For the past several years Merlot has taken a hammering from wine writers. In the meantime it remains the most popular variety among South Africa’s red wine consumers. This is not as contradictory as it may seem. Most critics focus their attention on wines selling in the rarefied atmosphere of R150+ per bottle whereas more than half of all red wine in South Africa is on shelf for under R50.
There’s no doubt that part of merlot’s appeal to people who are regular everyday wine drinkers is the idea of it: soft-tannined, easy drinking and accessible. Unlike cabernet which is understood to be a cultivar that needs to evolve in the bottle, merlot is expected to deliver bucketloads of fruit the moment the cork is drawn. Since people tend to taste what they are expecting – at least when it comes to wine (and anyone who doubts this generalisation can google the reams of research which substantiates it), the sales of merlot flourish – at least in part – because the punters believe that it’s juicy and consumer-friendly.
The serious merlot producers on the other hand have been battling with the cultivar’s negative press. Its critics point out that many of the more premium examples are either unpleasantly green, or overripe and porty.
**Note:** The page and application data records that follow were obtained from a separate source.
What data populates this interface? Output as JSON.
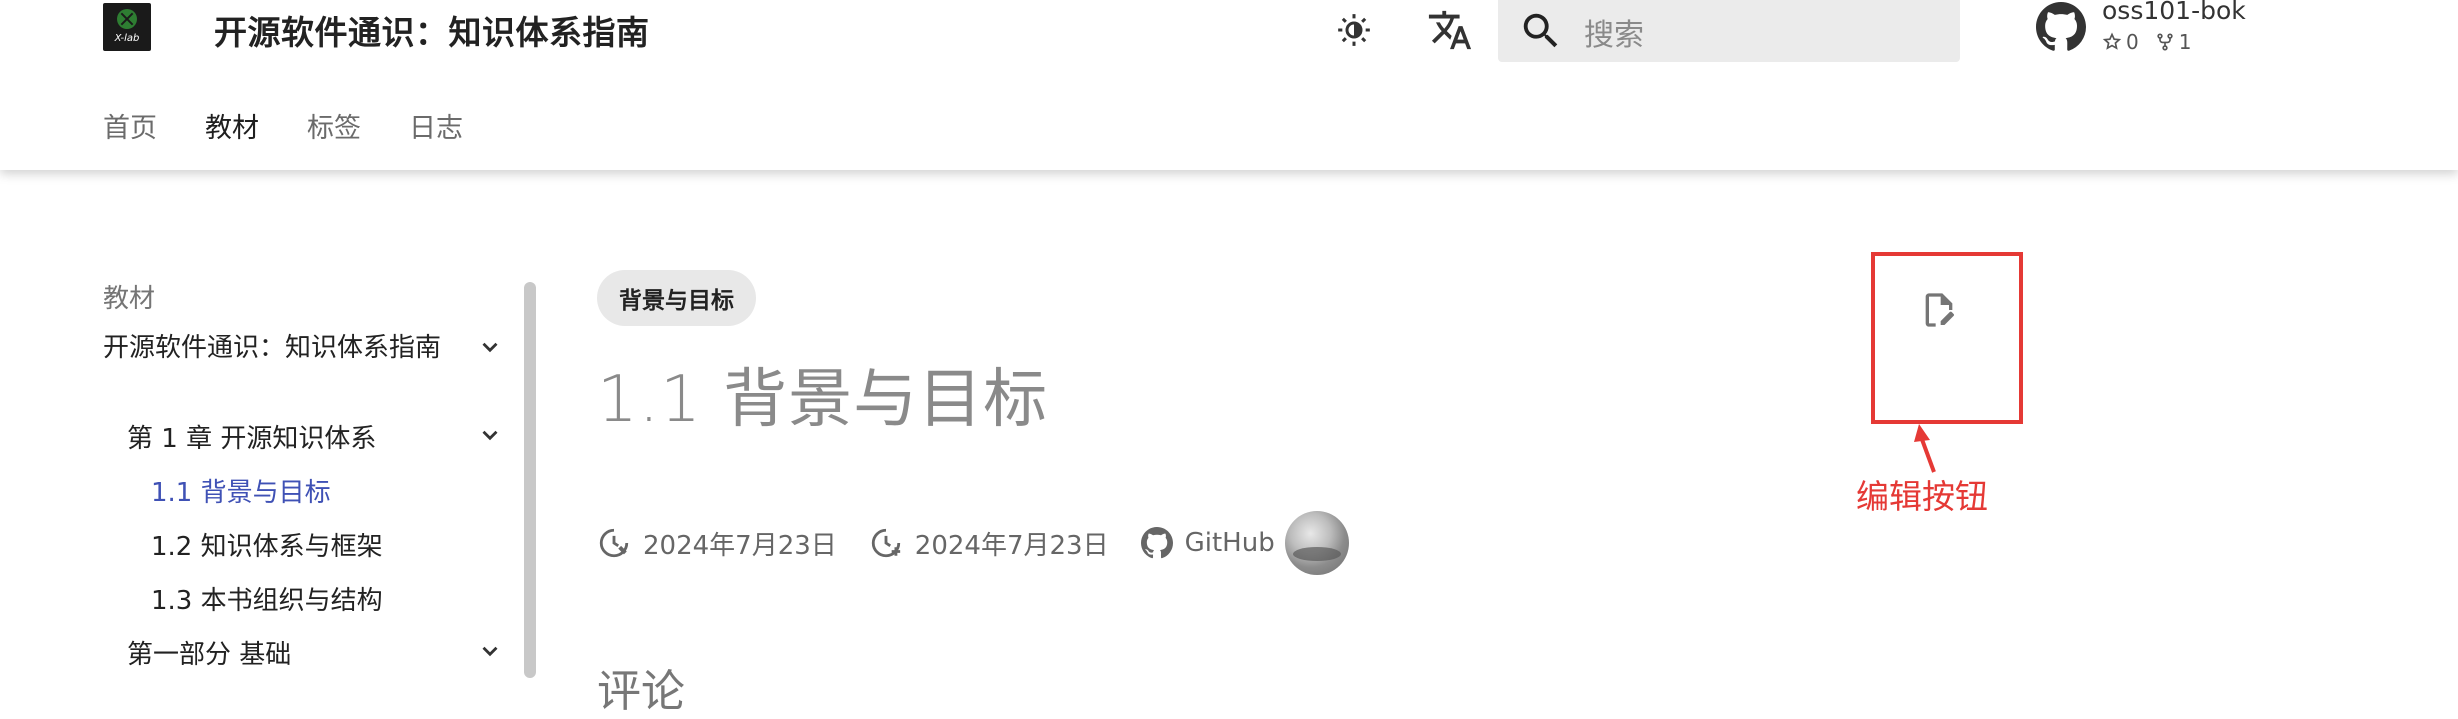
{
  "header": {
    "logo_text": "X-lab",
    "site_title": "开源软件通识：知识体系指南",
    "search_placeholder": "搜索",
    "repo_name": "oss101-bok",
    "stars": "0",
    "forks": "1",
    "icons": [
      "x-lab-logo",
      "theme-toggle-icon",
      "translate-icon",
      "search-icon",
      "github-icon",
      "star-icon",
      "fork-icon"
    ]
  },
  "tabs": [
    {
      "label": "首页",
      "active": false
    },
    {
      "label": "教材",
      "active": true
    },
    {
      "label": "标签",
      "active": false
    },
    {
      "label": "日志",
      "active": false
    }
  ],
  "sidebar": {
    "heading": "教材",
    "items": [
      {
        "label": "开源软件通识：知识体系指南",
        "level": 1,
        "expandable": true
      },
      {
        "label": "第 1 章 开源知识体系",
        "level": 2,
        "expandable": true
      },
      {
        "label": "1.1 背景与目标",
        "level": 3,
        "active": true
      },
      {
        "label": "1.2 知识体系与框架",
        "level": 3
      },
      {
        "label": "1.3 本书组织与结构",
        "level": 3
      },
      {
        "label": "第一部分 基础",
        "level": 2,
        "expandable": true
      }
    ]
  },
  "main": {
    "chip": "背景与目标",
    "title": "1.1 背景与目标",
    "created": "2024年7月23日",
    "updated": "2024年7月23日",
    "source": "GitHub",
    "comments_heading": "评论"
  },
  "annotation": {
    "label": "编辑按钮",
    "color": "#e53935"
  },
  "colors": {
    "accent": "#3f51b5",
    "highlight": "#e53935"
  }
}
Winemakers hoping to steer a course between the two positions tend to produce wines which reflect the compromises they must make: super-ripe berry notes underpinned by chewy herbal textures. Our leading producers regularly host workshops to see how best they can manage its idiosyncrasies in the South African context. Today (4th August) they are being addressed by the world’s most famous merlot producer – or at least the winemaker (Olivier Berrouet) at the world’s most famous merlot-based estate, Chateau Petrus.
This is therefore an opportune time for me to look at the examples which have lately made a positive impression – and to acknowledge the work that has been done with Cape merlots has produced some very positive results. Take the Protea 2015 for instance. This is a wine (like all the others in this great value range) which retails for about R70 per bottle. Fresh, savoury, with creamy tannins and real vinosity (despite its youth) it scored an impressive 88 points, tasted blind. There’s nothing of comparable value about: to find a merlot closer to the 90 point mark (and in this case, right on it) you need to look to roughly three times the selling price. For this you get the Rust en Vrede Merlot 2015, which is palpably bigger and richer, without a significant loss of freshness. Weighty, textured and indisputably ripe, it’s not everyone’s idea of an easy to drink wine. However, it is savoury rather than porty, and something of a classic in the big and bold style.
Of course, not all merlots have to be accessible and showing well within a year or two of coming to market. The De Grendel 2015, for example, still has a hint of almost cabernet-like greenness: not hard, chewy, unripe tannin, but rather a distinctive herbal note, reminiscent of Right Bank Bordeaux wines that have been made for French rather than new world consumers. The Vilafonte Series “M” (which is merlot and malbec dominated) has none of the greener notes, but needs as much time to evolve if it’s to justify the investment in complexity which comes with its terroir and winemaking.
Finally, the industry’s undisputed benchmark – the Shannon Mount Bullet (the 2013 of which I scored at 90 in a blind tasting two weeks back) – balances ripe plum and mulberry aromas with real textural nuance. Stylistically this is, I guess, the Grail for merlot: opulence balanced with freshness, intricacy and persistence lighting up the finish. You don’t see it very often, not even in its heartland of Pomerol, but when you do, it’s possible to understand how even the R50 bottle of everyday drinking wine can be imbued with the aura of Petrus.